For the Bears of MAINE: Vote "YES" on Question 1

Update: November 5, 2014

HSVMA joins Maine veterinarians and other animal advocates in expressing disappointment over the defeat of Question 1 on Election Day, which would have ended bear baiting, hounding and trapping. However, HSVMA appreciates the strong support of the veterinary community and more than a quarter million Mainers who did vote for the measure. Read more»

Megan Sewell/The HSUS

Maine remains the only state in the nation to allow all three cruel and unfair practices of bear trapping, hounding and baiting. These inhumane and unsporting techniques allow bears to be shot while they are trapped, treed and fed, respectively. They also endanger the dogs forced to chase them.

These techniques are scientifically indefensible. Wildlife biologists observe that baiting alters bear behavior by habituating bears to human food--increasing the chances of bear-human conflicts. Baiting also increases the bear population by supporting higher bear reproduction and cub survival rates. In just the last ten years alone, Maine’s bear population has grown by 30% and nuisance complaints have increased by 25%. Conversely, since prohibiting baiting and hounding 20 years ago, bear populations in Washington, Colorado and Oregon have actually stabilized.

These extreme methods have actually been quite unpopular with Maine hunters. The number of Mainers pursuing bears has been in a steady decline, with no more than 3% recently purchasing bear licenses. Instead, the hunt has primarily benefited a small number of guides and outfitters who guarantee bear kills to out-of-state trophy hunters in exchange for steep fees.

In 2013 opponents of these unsporting practices, yet again, pursued legislative efforts to end them. Unfortunately, the other side has remained unwilling to compromise. However, in just 121 days nearly 80,000 Mainers signed a citizen initiative petition, placing Question 1 on next month’s ballot to end these unsavory practices.

Mainers for Fair Bear Hunting is a nonprofit organization dedicated to establishing long-overdue protections for Maine’s bears and the dogs forced to chase them. They represent a broad coalition of hunters, environmental and animal organizations, animal shelters and rescue groups, veterinarians, businesses, community and faith leaders, and independent biologists. Their coalition partners include Wildlife Alliance of Maine, Great Bear Foundation, Maine Friends of Animals, Animal Refuge League of Greater Portland, International Fund for Animal Welfare, Center for Wildlife Ethics, Endangered Species Coalition, Maine Animal Coalition, ASPCA, The Humane Society of the United States and HSVMA.

Approximately 60 Maine veterinarians joined with HSVMA in supporting the elimination of bear trapping, baiting and hounding in the state. View the list of endorsers (scroll down to the "Veterinarians" section)»

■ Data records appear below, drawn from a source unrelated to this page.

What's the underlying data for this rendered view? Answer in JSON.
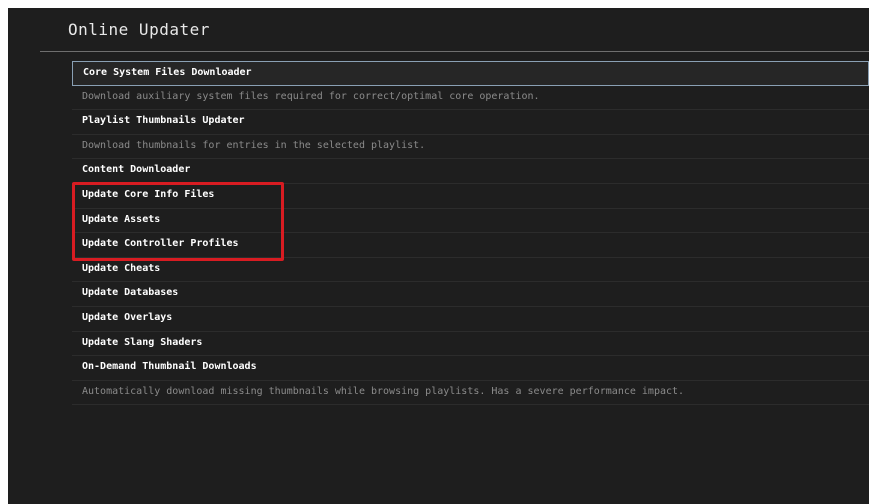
{
  "header": {
    "title": "Online Updater"
  },
  "menu": {
    "rows": [
      {
        "label": "Core System Files Downloader"
      },
      {
        "label": "Download auxiliary system files required for correct/optimal core operation."
      },
      {
        "label": "Playlist Thumbnails Updater"
      },
      {
        "label": "Download thumbnails for entries in the selected playlist."
      },
      {
        "label": "Content Downloader"
      },
      {
        "label": "Update Core Info Files"
      },
      {
        "label": "Update Assets"
      },
      {
        "label": "Update Controller Profiles"
      },
      {
        "label": "Update Cheats"
      },
      {
        "label": "Update Databases"
      },
      {
        "label": "Update Overlays"
      },
      {
        "label": "Update Slang Shaders"
      },
      {
        "label": "On-Demand Thumbnail Downloads"
      },
      {
        "label": "Automatically download missing thumbnails while browsing playlists. Has a severe performance impact."
      }
    ]
  },
  "colors": {
    "background": "#1e1e1e",
    "text": "#ffffff",
    "description": "#8b8b8b",
    "highlight_box": "#d81c22",
    "selection_border": "#8aa0b4"
  }
}
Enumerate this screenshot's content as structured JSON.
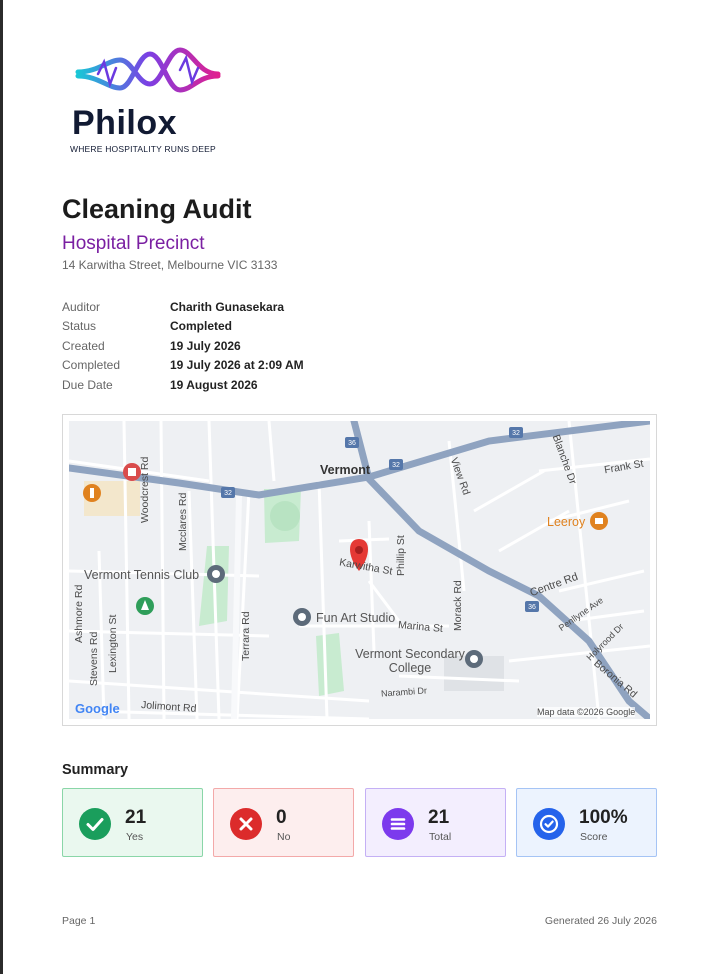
{
  "logo": {
    "wordmark": "Philox",
    "tagline": "WHERE HOSPITALITY RUNS DEEP"
  },
  "report": {
    "title": "Cleaning Audit",
    "site": "Hospital Precinct",
    "address": "14 Karwitha Street, Melbourne VIC 3133"
  },
  "details": [
    {
      "label": "Auditor",
      "value": "Charith Gunasekara"
    },
    {
      "label": "Status",
      "value": "Completed"
    },
    {
      "label": "Created",
      "value": "19 July 2026"
    },
    {
      "label": "Completed",
      "value": "19 July 2026 at 2:09 AM"
    },
    {
      "label": "Due Date",
      "value": "19 August 2026"
    }
  ],
  "map": {
    "suburb": "Vermont",
    "route_shields": [
      "36",
      "32",
      "32",
      "32",
      "36"
    ],
    "streets": [
      "Woodcrest Rd",
      "Mcclares Rd",
      "Terrara Rd",
      "Ashmore Rd",
      "Stevens Rd",
      "Lexington St",
      "Jolimont Rd",
      "Karwitha St",
      "Phillip St",
      "Marina St",
      "Morack Rd",
      "View Rd",
      "Blanche Dr",
      "Frank St",
      "Centre Rd",
      "Penllyne Ave",
      "Holyrood Dr",
      "Narambi Dr",
      "Boronia Rd"
    ],
    "places": [
      "Vermont Tennis Club",
      "Fun Art Studio",
      "Vermont Secondary College",
      "Leeroy"
    ],
    "attribution": "Map data ©2026 Google",
    "brand": "Google",
    "colors": {
      "land": "#eef0f3",
      "major_road": "#8fa3c0",
      "park": "#c8ebd0",
      "pin": "#e53935"
    }
  },
  "summary": {
    "heading": "Summary",
    "cards": [
      {
        "value": "21",
        "label": "Yes",
        "icon": "check-icon",
        "accent": "#1a9e5c"
      },
      {
        "value": "0",
        "label": "No",
        "icon": "close-icon",
        "accent": "#dc2b2b"
      },
      {
        "value": "21",
        "label": "Total",
        "icon": "list-icon",
        "accent": "#7c3aed"
      },
      {
        "value": "100%",
        "label": "Score",
        "icon": "badge-check-icon",
        "accent": "#2563eb"
      }
    ]
  },
  "footer": {
    "page": "Page 1",
    "generated": "Generated 26 July 2026"
  }
}
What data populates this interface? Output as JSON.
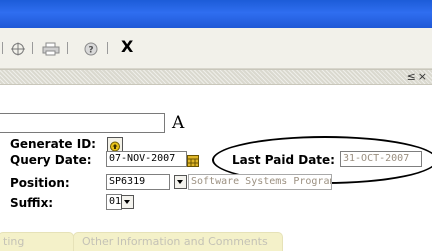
{
  "toolbar": {
    "close_glyph": "X",
    "icons": [
      "globe-icon",
      "print-icon",
      "help-icon",
      "close-icon"
    ]
  },
  "header": {
    "annotation": "A"
  },
  "form": {
    "generate_id": {
      "label": "Generate ID:"
    },
    "query_date": {
      "label": "Query Date:",
      "value": "07-NOV-2007"
    },
    "last_paid_date": {
      "label": "Last Paid Date:",
      "value": "31-OCT-2007"
    },
    "position": {
      "label": "Position:",
      "value": "SP6319",
      "description": "Software Systems Programmer"
    },
    "suffix": {
      "label": "Suffix:",
      "value": "01"
    }
  },
  "tabs": [
    {
      "label": "ting"
    },
    {
      "label": "Other Information and Comments"
    }
  ],
  "colors": {
    "titlebar": "#2f6ef0",
    "tab_background": "#f4f1c9",
    "readonly_text": "#9a8f80"
  }
}
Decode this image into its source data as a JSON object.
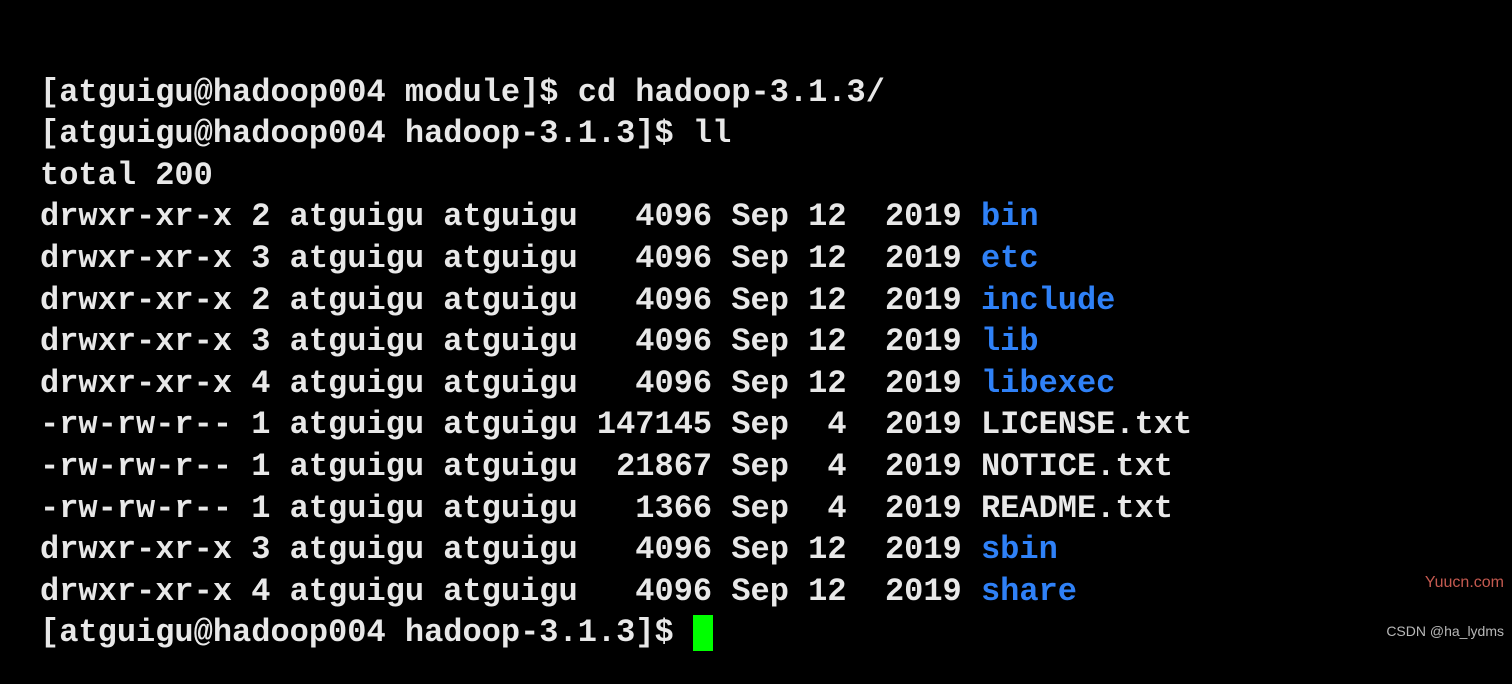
{
  "prompts": {
    "line1_prompt": "[atguigu@hadoop004 module]$ ",
    "line1_cmd": "cd hadoop-3.1.3/",
    "line2_prompt": "[atguigu@hadoop004 hadoop-3.1.3]$ ",
    "line2_cmd": "ll",
    "total": "total 200",
    "final_prompt": "[atguigu@hadoop004 hadoop-3.1.3]$ "
  },
  "listing": [
    {
      "perms": "drwxr-xr-x",
      "links": "2",
      "owner": "atguigu",
      "group": "atguigu",
      "size": "  4096",
      "date": "Sep 12  2019",
      "name": "bin",
      "type": "dir"
    },
    {
      "perms": "drwxr-xr-x",
      "links": "3",
      "owner": "atguigu",
      "group": "atguigu",
      "size": "  4096",
      "date": "Sep 12  2019",
      "name": "etc",
      "type": "dir"
    },
    {
      "perms": "drwxr-xr-x",
      "links": "2",
      "owner": "atguigu",
      "group": "atguigu",
      "size": "  4096",
      "date": "Sep 12  2019",
      "name": "include",
      "type": "dir"
    },
    {
      "perms": "drwxr-xr-x",
      "links": "3",
      "owner": "atguigu",
      "group": "atguigu",
      "size": "  4096",
      "date": "Sep 12  2019",
      "name": "lib",
      "type": "dir"
    },
    {
      "perms": "drwxr-xr-x",
      "links": "4",
      "owner": "atguigu",
      "group": "atguigu",
      "size": "  4096",
      "date": "Sep 12  2019",
      "name": "libexec",
      "type": "dir"
    },
    {
      "perms": "-rw-rw-r--",
      "links": "1",
      "owner": "atguigu",
      "group": "atguigu",
      "size": "147145",
      "date": "Sep  4  2019",
      "name": "LICENSE.txt",
      "type": "file"
    },
    {
      "perms": "-rw-rw-r--",
      "links": "1",
      "owner": "atguigu",
      "group": "atguigu",
      "size": " 21867",
      "date": "Sep  4  2019",
      "name": "NOTICE.txt",
      "type": "file"
    },
    {
      "perms": "-rw-rw-r--",
      "links": "1",
      "owner": "atguigu",
      "group": "atguigu",
      "size": "  1366",
      "date": "Sep  4  2019",
      "name": "README.txt",
      "type": "file"
    },
    {
      "perms": "drwxr-xr-x",
      "links": "3",
      "owner": "atguigu",
      "group": "atguigu",
      "size": "  4096",
      "date": "Sep 12  2019",
      "name": "sbin",
      "type": "dir"
    },
    {
      "perms": "drwxr-xr-x",
      "links": "4",
      "owner": "atguigu",
      "group": "atguigu",
      "size": "  4096",
      "date": "Sep 12  2019",
      "name": "share",
      "type": "dir"
    }
  ],
  "watermarks": {
    "right": "Yuucn.com",
    "bottom": "CSDN @ha_lydms"
  }
}
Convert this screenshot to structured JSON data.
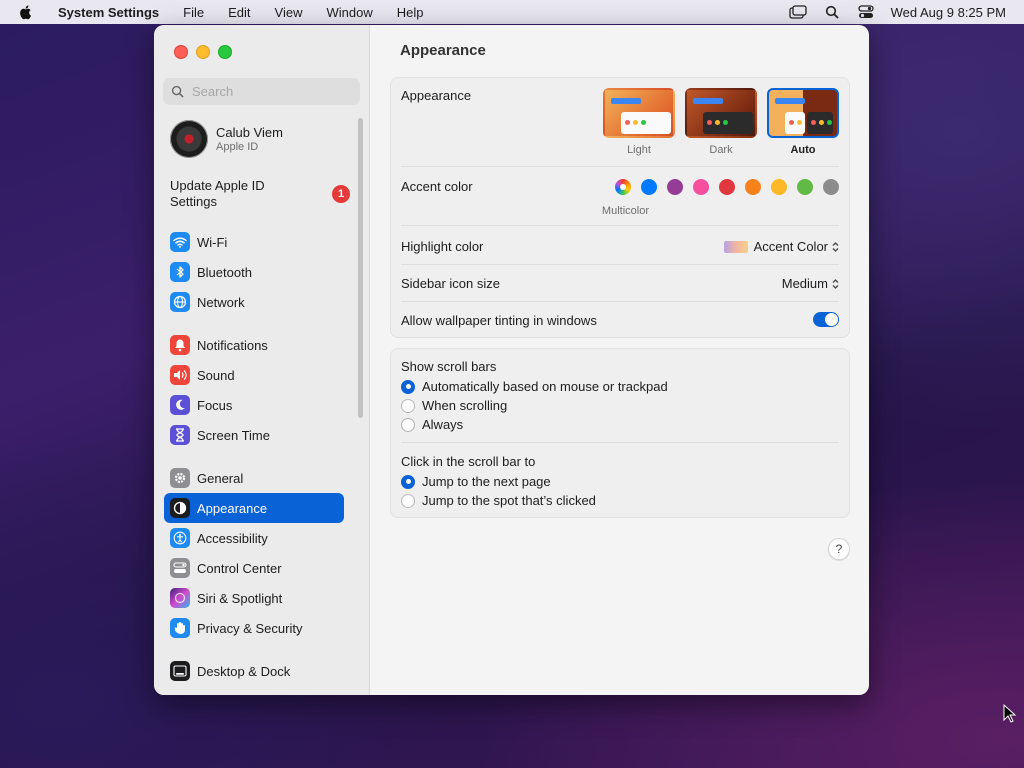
{
  "menubar": {
    "app_name": "System Settings",
    "menus": [
      "File",
      "Edit",
      "View",
      "Window",
      "Help"
    ],
    "clock": "Wed Aug 9  8:25 PM"
  },
  "sidebar": {
    "search_placeholder": "Search",
    "profile": {
      "name": "Calub Viem",
      "subtitle": "Apple ID"
    },
    "update": {
      "label": "Update Apple ID Settings",
      "badge": "1"
    },
    "group1": [
      {
        "label": "Wi-Fi",
        "icon": "wifi-icon",
        "color": "#1e8af4"
      },
      {
        "label": "Bluetooth",
        "icon": "bluetooth-icon",
        "color": "#1e8af4"
      },
      {
        "label": "Network",
        "icon": "globe-icon",
        "color": "#1e8af4"
      }
    ],
    "group2": [
      {
        "label": "Notifications",
        "icon": "bell-icon",
        "color": "#f0453a"
      },
      {
        "label": "Sound",
        "icon": "speaker-icon",
        "color": "#f0453a"
      },
      {
        "label": "Focus",
        "icon": "moon-icon",
        "color": "#5b50d6"
      },
      {
        "label": "Screen Time",
        "icon": "hourglass-icon",
        "color": "#5b50d6"
      }
    ],
    "group3": [
      {
        "label": "General",
        "icon": "gear-icon",
        "color": "#8e8e93"
      },
      {
        "label": "Appearance",
        "icon": "appearance-icon",
        "color": "#1d1d1f",
        "selected": true
      },
      {
        "label": "Accessibility",
        "icon": "accessibility-icon",
        "color": "#1e8af4"
      },
      {
        "label": "Control Center",
        "icon": "control-center-icon",
        "color": "#8e8e93"
      },
      {
        "label": "Siri & Spotlight",
        "icon": "siri-icon",
        "color": "#6b3fd6"
      },
      {
        "label": "Privacy & Security",
        "icon": "hand-icon",
        "color": "#1e8af4"
      }
    ],
    "group4": [
      {
        "label": "Desktop & Dock",
        "icon": "dock-icon",
        "color": "#1d1d1f"
      }
    ]
  },
  "main": {
    "title": "Appearance",
    "appearance": {
      "label": "Appearance",
      "options": [
        "Light",
        "Dark",
        "Auto"
      ],
      "selected": "Auto"
    },
    "accent": {
      "label": "Accent color",
      "multicolor_caption": "Multicolor",
      "colors": [
        "#007aff",
        "#953d96",
        "#f74f9e",
        "#e0383e",
        "#f7821b",
        "#fcb827",
        "#62ba46",
        "#8c8c8c"
      ]
    },
    "highlight": {
      "label": "Highlight color",
      "value": "Accent Color"
    },
    "sidebar_icon_size": {
      "label": "Sidebar icon size",
      "value": "Medium"
    },
    "wallpaper_tinting": {
      "label": "Allow wallpaper tinting in windows",
      "on": true
    },
    "scroll_bars": {
      "label": "Show scroll bars",
      "options": [
        {
          "label": "Automatically based on mouse or trackpad",
          "selected": true
        },
        {
          "label": "When scrolling",
          "selected": false
        },
        {
          "label": "Always",
          "selected": false
        }
      ]
    },
    "click_scroll": {
      "label": "Click in the scroll bar to",
      "options": [
        {
          "label": "Jump to the next page",
          "selected": true
        },
        {
          "label": "Jump to the spot that’s clicked",
          "selected": false
        }
      ]
    },
    "help": "?"
  }
}
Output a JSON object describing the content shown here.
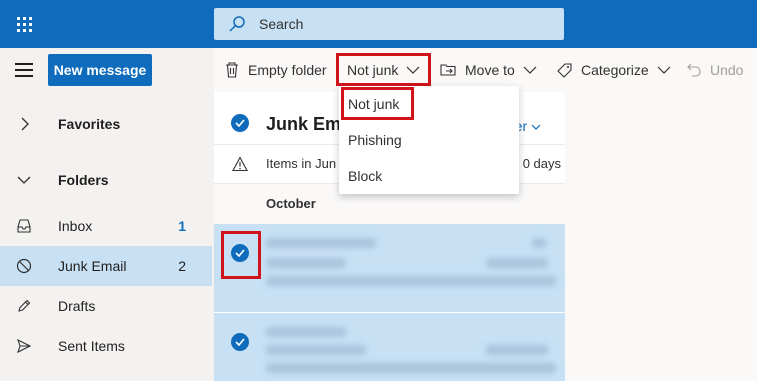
{
  "topbar": {
    "app_launcher_icon": "waffle-icon",
    "search_placeholder": "Search",
    "accent": "#0f6cbd"
  },
  "toolbar": {
    "new_message": "New message",
    "empty_folder": "Empty folder",
    "not_junk": "Not junk",
    "move_to": "Move to",
    "categorize": "Categorize",
    "undo": "Undo"
  },
  "sidebar": {
    "favorites": "Favorites",
    "folders": "Folders",
    "items": [
      {
        "label": "Inbox",
        "count": "1",
        "icon": "inbox-icon"
      },
      {
        "label": "Junk Email",
        "count": "2",
        "icon": "blocked-icon"
      },
      {
        "label": "Drafts",
        "count": "",
        "icon": "pencil-icon"
      },
      {
        "label": "Sent Items",
        "count": "",
        "icon": "send-icon"
      }
    ]
  },
  "list": {
    "folder_title": "Junk Ema",
    "filter": "er",
    "notice": "Items in Jun",
    "notice_days": "0 days",
    "month": "October"
  },
  "dropdown": {
    "items": [
      "Not junk",
      "Phishing",
      "Block"
    ]
  },
  "colors": {
    "highlight": "#d1141c",
    "selected": "#c7e0f4"
  }
}
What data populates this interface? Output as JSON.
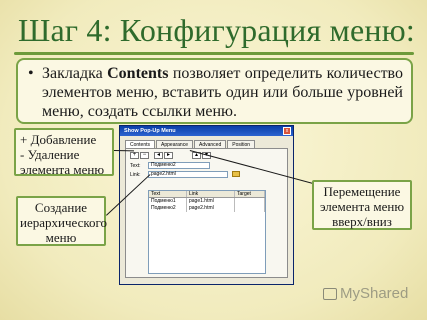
{
  "slide": {
    "title": "Шаг 4: Конфигурация меню:",
    "bullet_parts": {
      "before": "Закладка ",
      "bold": "Contents",
      "after": " позволяет определить количество элементов меню, вставить один или больше уровней меню, создать ссылки меню."
    }
  },
  "dialog": {
    "title": "Show Pop-Up Menu",
    "close_label": "x",
    "tabs": [
      "Contents",
      "Appearance",
      "Advanced",
      "Position"
    ],
    "add_label": "+",
    "remove_label": "−",
    "text_label": "Text:",
    "text_value": "Подменю2",
    "link_label": "Link:",
    "link_value": "page2.html",
    "columns": [
      "Text",
      "Link",
      "Target"
    ],
    "rows": [
      [
        "Подменю1",
        "page1.html",
        ""
      ],
      [
        "Подменю2",
        "page2.html",
        ""
      ]
    ]
  },
  "callouts": {
    "add_remove": "+ Добавление\n- Удаление элемента меню",
    "hierarchy": "Создание иерархического меню",
    "move": "Перемещение элемента меню вверх/вниз"
  },
  "watermark": "MyShared"
}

If you are a Maine resident, please vote YES on Question 1. Say "YES" to ban baiting, hounding and trapping of bears for sport or trophy hunting in Maine. And please take the time to encourage all of your Maine colleagues, clients, friends and family members to also vote YES on Question 1. Visit YesOnQuestion1.com for more information»